While Resolve 18.5 does not appear to be capable of creating USD assets, it will accept these files and implement a suite of new tools for optimization and animation of USD files. Resolve 18.5 will allow users to introduce a 3D object or landscape via USD and, using simulated digital cameras and lights, animate the latter two assets. Whether or not USD files themselves can be properly animated as articulating, fully realized characters remains unclear, but as YouTuber Jake Wipp points out, it appears as though Blackmagic might have big plans for the future of this feature. For now, however, it will certainly make for some fresh, interesting options for the Fusion advocates out there.
On a more pragmatic note, this new update will also include some fantastic Edit/Cut page updates. For those of us who find ourselves editing long interviews, listening to an entire hour of footage just to find a single soundbite can be a grueling experience. Thankfully, Davinci Resolve Studio 18.5 is introducing a new “speech to text” tool, which will automatically transcribe video and audio clips. This allows editors to simply search for the key word or phrase associated with that media, find it quickly, and throw it in their timeline. This kind of tool has existed in Adobe Premiere Pro for some time now, and I am excited to see Resolve catch up. It seems like the kind of tool that could save editors hours of time in the editing bay and, if I am honest with myself, this is the new feature that excites me the most. Alongside speech to text comes the auto-subtitle feature, which seems to work exactly as it sounds: Davinci Resolve will take the transcript it has taken from your clip and generate a subtitle track for you. For small production houses like ours, where subtitles usually mean either outsourcing or painstakingly doing it ourselves, this feature will make our lives significantly easier.
Of course, these features are merely a small sample of what’s to come with this update. Blackmagic lists dozens of fresh tools, but here are a few particular highlights that I am looking forward to:
- FX Relight, which allows for the addition of dimensionally aware virtual light sources to be added in the Color page
- OpenTimelineIO (OTIO) format, simplifying workflows between Davinci Resolve 18.5 and other NLEs by retaining metadata related to track and clip changes
- The “Multi-Merge” tool in Fusion, which should make compositing feel significantly less daunting by allowing for layering of media assets
- AI audio classification, which will automatically identify and tag audio clips for different content (ie, dialogue, music, explosions, cars) and encourage a more organized workflow
- Audio grouping, which will allow for grouped automation and editing of audio clips and tracks—I am curious to see how this compares to a compound clip approach)
There are also dozens of “how-have-they-not-done-this-yet” features, such as shortcuts for adding and deleting keyframes, the ability to export still frames from the edit page, the ability to stabilize multiple clips at once, and per-timeline color management. I’m sure I’ll discover hundreds of other features upon release, and my exuberance for that day is beginning to annoy friends and family.
Until that day comes, I’m left to wonder where Blackmagic will take things next. Will the next update turn Fusion into some Cinema 4D/Blender-esque 3D powerhouse?
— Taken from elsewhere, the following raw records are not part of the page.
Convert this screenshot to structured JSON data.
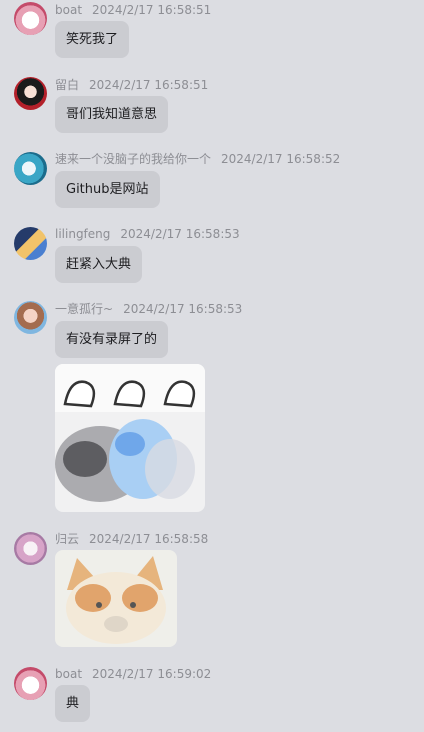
{
  "messages": [
    {
      "name": "boat",
      "time": "2024/2/17 16:58:51",
      "text": "笑死我了",
      "avatar": "boat-avatar"
    },
    {
      "name": "留白",
      "time": "2024/2/17 16:58:51",
      "text": "哥们我知道意思",
      "avatar": "liubai-avatar"
    },
    {
      "name": "速来一个没脑子的我给你一个",
      "time": "2024/2/17 16:58:52",
      "text": "Github是网站",
      "avatar": "anime-avatar"
    },
    {
      "name": "lilingfeng",
      "time": "2024/2/17 16:58:53",
      "text": "赶紧入大典",
      "avatar": "lilingfeng-avatar"
    },
    {
      "name": "一意孤行~",
      "time": "2024/2/17 16:58:53",
      "text": "有没有录屏了的",
      "avatar": "yiyi-avatar"
    },
    {
      "name": "归云",
      "time": "2024/2/17 16:58:58",
      "text": "",
      "avatar": "guiyun-avatar"
    },
    {
      "name": "boat",
      "time": "2024/2/17 16:59:02",
      "text": "典",
      "avatar": "boat-avatar"
    }
  ],
  "colors": {
    "background": "#dcdde2",
    "bubble": "#cbccd1",
    "meta_text": "#8d8e94",
    "message_text": "#1d1d20"
  }
}
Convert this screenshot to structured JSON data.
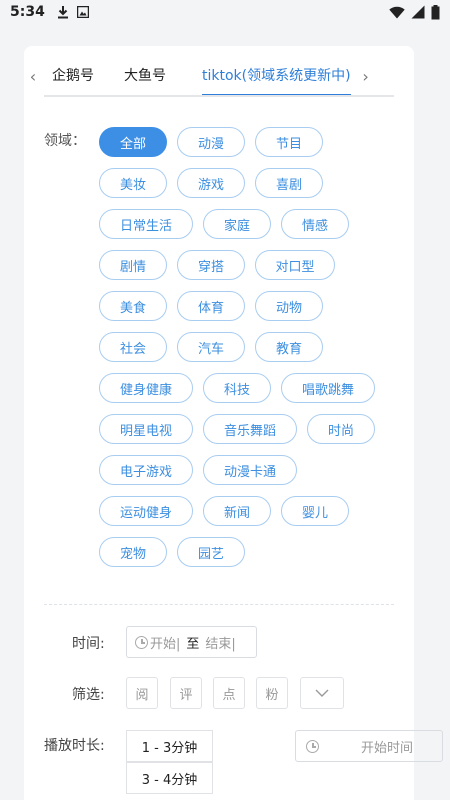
{
  "status_bar": {
    "time": "5:34",
    "icons": [
      "download-icon",
      "image-icon",
      "wifi-icon",
      "signal-icon",
      "battery-icon"
    ]
  },
  "tabs": {
    "prev_arrow": "‹",
    "next_arrow": "›",
    "items": [
      "企鹅号",
      "大鱼号",
      "tiktok(领域系统更新中)"
    ],
    "active_index": 2
  },
  "domain": {
    "label": "领域：",
    "selected": "全部",
    "rows": [
      [
        "全部",
        "动漫",
        "节目"
      ],
      [
        "美妆",
        "游戏",
        "喜剧"
      ],
      [
        "日常生活",
        "家庭",
        "情感"
      ],
      [
        "剧情",
        "穿搭",
        "对口型"
      ],
      [
        "美食",
        "体育",
        "动物"
      ],
      [
        "社会",
        "汽车",
        "教育"
      ],
      [
        "健身健康",
        "科技",
        "唱歌跳舞"
      ],
      [
        "明星电视",
        "音乐舞蹈",
        "时尚"
      ],
      [
        "电子游戏",
        "动漫卡通"
      ],
      [
        "运动健身",
        "新闻",
        "婴儿"
      ],
      [
        "宠物",
        "园艺"
      ]
    ]
  },
  "time_filter": {
    "label": "时间:",
    "start_placeholder": "开始|",
    "separator": "至",
    "end_placeholder": "结束|"
  },
  "screen_filter": {
    "label": "筛选:",
    "options": [
      "阅",
      "评",
      "点",
      "粉"
    ]
  },
  "duration": {
    "label": "播放时长:",
    "options": [
      "1 - 3分钟",
      "3 - 4分钟"
    ],
    "start_time_placeholder": "开始时间"
  },
  "colors": {
    "accent": "#3d8fe6",
    "chip_border": "#a9cdf1",
    "tab_active": "#2f7fd8"
  }
}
Will the relight tool feel natural out of the box, or will it take several iterations for it to be realistically useful? How accurate will this auto-transcription be, and how easily can it be edited? How big is the software development team at Blackmagic and how are they making any money?
For more information on the upcoming release of Davinci Resolve Studio 18.5, visit this link